More than 75 students, alumni and industry guests attended the alumni panel that addressed leadership, professional relationships, advocacy in the modern workplace and the importance of self-reflection.
In honor of Black History Month, Unity LA, an Elon University alumni organization created to celebrate diversity and advance inclusion, hosted its inaugural event on Feb. 26. The alumni panel, titled “Strong Black Lead,” brought together students studying in the Elon in Los Angeles program and Los Angeles-based alumni for a lively discussion about finding one’s voice and propelling your career.
More than 75 students, alumni and industry guests attended the three-hour gathering, which featured Black Elon alumni sharing life lessons and professional insights. The panel was moderated by Nneka Enurah ’11, global video partnerships lead at Amazon, and featured five Black alumni working in entertainment, media, advertising, business and technology.
Panelists included Theresa Helmer ’12, vice president of digital and social media at Lucasfilm; Mykel Dodson ’10, creative producer at Squarespace; Loren Brunson ‘19, casting coordinator at Sony Pictures; David Morrow ’07, L’10, co-founder & COO at Greenbelt Group; and Mia G. Watkins ’16, communications specialist at PlayStation.
Check out this photo gallery of the “Strong Black Lead” event, courtesy of photographer Kai Byrd.
The panel discussion focused on leadership, examining the impact that diverse leaders can have on their organizations and the influence that leadership roles can have on the people of color who hold them. Speakers shared key insights about authenticity when building professional relationships, advocacy in the modern workplace and the importance of self-reflection for both personal and professional growth.
The panel also discussed the importance of leveraging LinkedIn, keeping up with industry news via the trades and the process to determine if a person is better suited to be a manager or an individual contributor.
“For me, it was important to impart to students that working through a journey – whether it be career or otherwise – is a series of a million small things that add up to the big picture,” Helmer said. “So while we’re focusing on the details, it’s also important to pause and understand the macro level, assess and prioritize. For me, it wasn’t until I placed myself in the driver’s seat of my career and defined my ‘why’ that I felt empowered to take action and articulate my vision to those in my support circle and network.”
While Unity LA is a newly established community of practice that connects Los Angeles-based alumni and friends who are passionate about diversity, equity and inclusion, it also has ties back to the School of Communications’ on-campus DEI initiative, Unity in Communications. The alumni initiative aims to be a networking and resource group that supports current students interested in enhancing diversity and inclusion across all communications industries.

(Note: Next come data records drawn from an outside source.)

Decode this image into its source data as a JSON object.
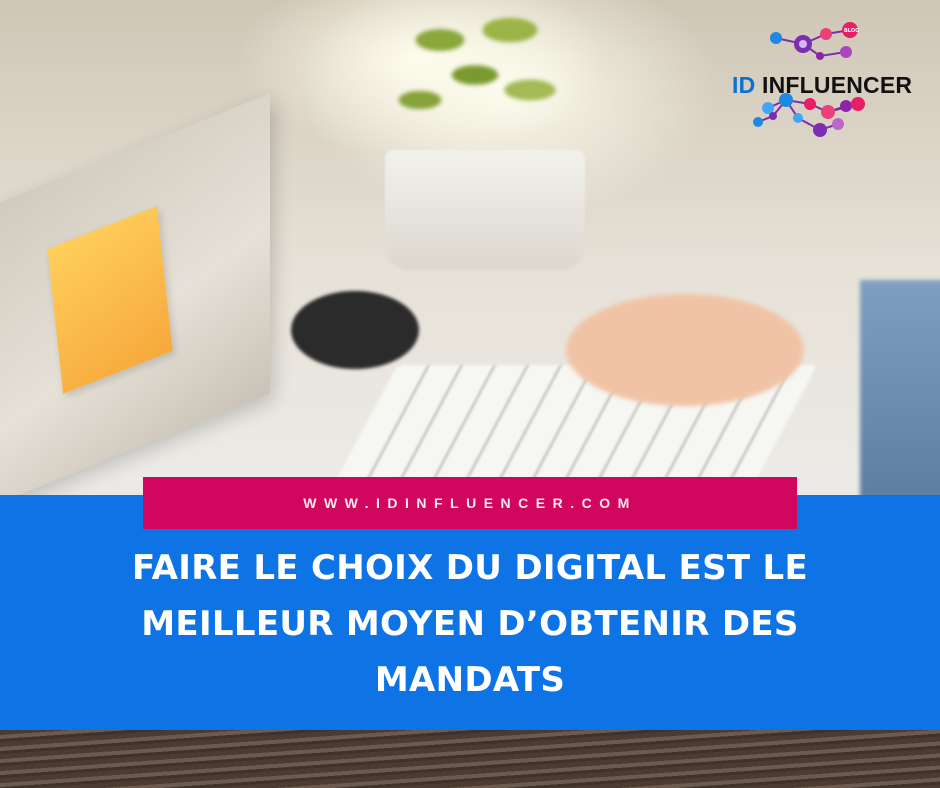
{
  "logo": {
    "id_text": "ID",
    "name_text": "INFLUENCER",
    "blog_badge": "BLOG"
  },
  "url_text": "WWW.IDINFLUENCER.COM",
  "headline": {
    "line1": "FAIRE LE CHOIX DU DIGITAL EST LE",
    "line2": "MEILLEUR MOYEN D’OBTENIR DES",
    "line3": "MANDATS"
  },
  "colors": {
    "banner_blue": "#0e74e6",
    "url_bar_magenta": "#d1075f",
    "logo_id_blue": "#0a6fd6",
    "network_purple": "#7b2fb0"
  }
}
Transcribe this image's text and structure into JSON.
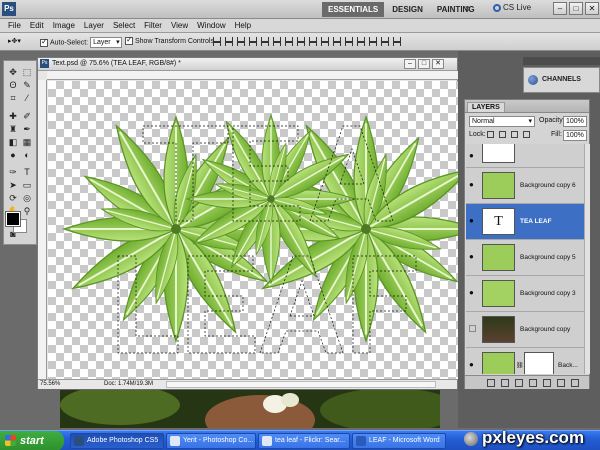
{
  "app": {
    "logo": "Ps"
  },
  "menu": {
    "items": [
      "File",
      "Edit",
      "Image",
      "Layer",
      "Select",
      "Filter",
      "View",
      "Window",
      "Help"
    ],
    "zoom": "75.6"
  },
  "workspaces": {
    "items": [
      "ESSENTIALS",
      "DESIGN",
      "PAINTING"
    ],
    "more": "»",
    "cslive": "CS Live"
  },
  "options": {
    "auto_select_label": "Auto-Select:",
    "auto_select_value": "Layer",
    "transform_label": "Show Transform Controls"
  },
  "document": {
    "title": "Text.psd @ 75.6% (TEA LEAF, RGB/8#) *",
    "zoom_status": "75.56%",
    "doc_info": "Doc: 1.74M/19.3M"
  },
  "panels": {
    "channels": "CHANNELS"
  },
  "layers": {
    "tab": "LAYERS",
    "blend_mode": "Normal",
    "opacity_label": "Opacity:",
    "opacity_value": "100%",
    "lock_label": "Lock:",
    "fill_label": "Fill:",
    "fill_value": "100%",
    "thumb_text": "T",
    "rows": [
      {
        "name": "",
        "kind": "white"
      },
      {
        "name": "Background copy 6",
        "kind": "leaf"
      },
      {
        "name": "TEA LEAF",
        "kind": "text"
      },
      {
        "name": "Background copy 5",
        "kind": "leaf"
      },
      {
        "name": "Background copy 3",
        "kind": "leaf"
      },
      {
        "name": "Background copy",
        "kind": "photo"
      },
      {
        "name": "Back...",
        "kind": "leafmask"
      }
    ]
  },
  "taskbar": {
    "start": "start",
    "tasks": [
      "Adobe Photoshop CS5",
      "Yerit - Photoshop Co...",
      "tea leaf - Flickr: Sear...",
      "LEAF - Microsoft Word"
    ]
  },
  "watermark": "pxleyes.com",
  "colors": {
    "accent": "#3d6fc4",
    "leaf": "#8cc24a",
    "taskbar": "#245ed6"
  }
}
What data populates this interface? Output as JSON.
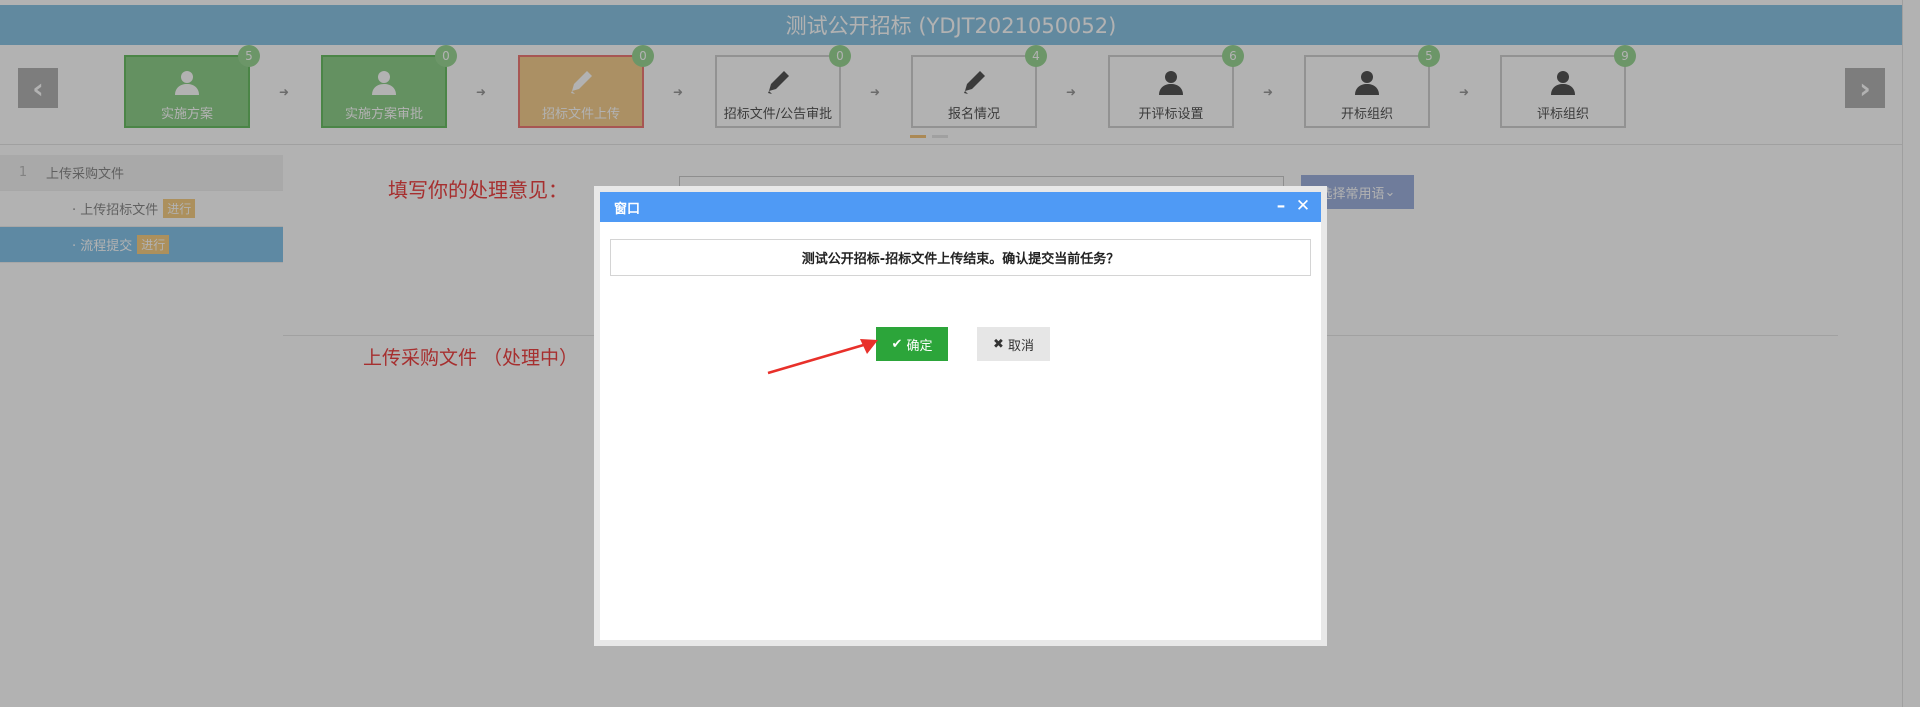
{
  "page": {
    "title": "测试公开招标 (YDJT2021050052)"
  },
  "steps": [
    {
      "label": "实施方案",
      "count": "5",
      "icon": "user-icon",
      "state": "done"
    },
    {
      "label": "实施方案审批",
      "count": "0",
      "icon": "user-icon",
      "state": "done"
    },
    {
      "label": "招标文件上传",
      "count": "0",
      "icon": "pencil-icon",
      "state": "current"
    },
    {
      "label": "招标文件/公告审批",
      "count": "0",
      "icon": "pencil-icon",
      "state": "todo"
    },
    {
      "label": "报名情况",
      "count": "4",
      "icon": "pencil-icon",
      "state": "todo"
    },
    {
      "label": "开评标设置",
      "count": "6",
      "icon": "user-icon",
      "state": "todo"
    },
    {
      "label": "开标组织",
      "count": "5",
      "icon": "user-icon",
      "state": "todo"
    },
    {
      "label": "评标组织",
      "count": "9",
      "icon": "user-icon",
      "state": "todo"
    }
  ],
  "sidebar": {
    "group_number": "1",
    "group_label": "上传采购文件",
    "items": [
      {
        "label": "· 上传招标文件",
        "tag": "进行"
      },
      {
        "label": "· 流程提交",
        "tag": "进行"
      }
    ]
  },
  "content": {
    "opinion_label": "填写你的处理意见：",
    "common_phrase_button": "选择常用语",
    "section_title": "上传采购文件 （处理中）"
  },
  "dialog": {
    "title": "窗口",
    "message": "测试公开招标-招标文件上传结束。确认提交当前任务？",
    "confirm_label": "确定",
    "cancel_label": "取消"
  },
  "colors": {
    "title_bar": "#8cc4e4",
    "done_step": "#90d08c",
    "current_step": "#f5cf90",
    "modal_header": "#4f9af5",
    "confirm_button": "#2ca53a",
    "annotation_arrow": "#e8302a"
  }
}
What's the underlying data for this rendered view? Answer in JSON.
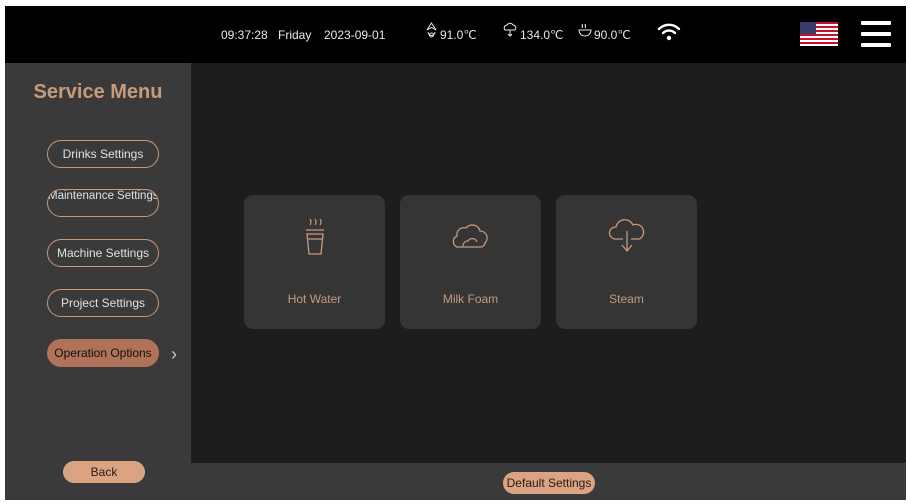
{
  "status_bar": {
    "time": "09:37:28",
    "day": "Friday",
    "date": "2023-09-01",
    "water_temp": "91.0℃",
    "steam_temp": "134.0℃",
    "coffee_temp": "90.0℃",
    "wifi_icon": "wifi-icon",
    "language_flag": "us-flag-icon",
    "menu_icon": "hamburger-menu-icon"
  },
  "sidebar": {
    "title": "Service Menu",
    "items": [
      {
        "label": "Drinks Settings",
        "active": false
      },
      {
        "label": "Maintenance Settings",
        "active": false
      },
      {
        "label": "Machine Settings",
        "active": false
      },
      {
        "label": "Project Settings",
        "active": false
      },
      {
        "label": "Operation Options",
        "active": true
      }
    ],
    "back_label": "Back"
  },
  "main": {
    "cards": [
      {
        "label": "Hot Water",
        "icon": "hot-water-cup-icon"
      },
      {
        "label": "Milk Foam",
        "icon": "milk-foam-icon"
      },
      {
        "label": "Steam",
        "icon": "steam-cloud-icon"
      }
    ]
  },
  "footer": {
    "default_settings_label": "Default Settings"
  },
  "colors": {
    "accent": "#c89a7c",
    "active": "#b07258",
    "button": "#d9a384",
    "background": "#1d1d1d",
    "panel": "#3a3a3a",
    "card": "#353535"
  }
}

“Our goal is to curate inclusive and intersectional experiences for dialogue, community building, authentic allyship, and professional development for Elon LA alumni, students and beyond,” said Enurah, who was named the School of Communications’ alumna of the year in 2020. “We started Unity LA because DEI goes beyond diversifying the racial makeup of your network or holding lunch-and-learn events on social justice. It’s a constant, deliberate effort to create a culture of genuine inclusion and opportunities for everyone.”
The “Strong Black Lead” event was held at Blackbird House, a Black-owned work and wellness space for professional women of color founded by Bridgid Coulter Cheadle, a well-known entrepreneur, design professional and philanthropist. Guests enjoyed music, art, wine and exquisite design at the global collective’s Los Angeles headquarters.
Among those in attendance was Eduardo Sanchez ’23, a BFA acting major studying in Los Angeles. He said he appreciated that “Strong Black Lead” offered him a chance to hear from unique – and more relatable – perspectives.
“The Unity LA event gave me the opportunity to hear industry advice on how to become a better and successful professional from people that look like me,” he said. “It was refreshing, eye-opening and, frankly, empowering to hear that not only was my industry legitimate, it had a growing space for people like me. I learned that I need to be proactive and add value to myself while still never being complacent and undersold.”
Additionally, James Grant ’23, an economics and cinema and television arts double major, said he learned a great deal from personal conversations with guests and panelists in attendance that improved his understanding.
“The Unity LA event was incredibly helpful,” Grant said. “Not only did it allow me to hear from an amazing, distinguished board of panelists to learn about breaking into the entertainment industry, but it also bettered my understanding of how to be an ally for people of color in this industry and beyond.”
To learn more about the Unity LA initiative and how to get involved, email email@example.com.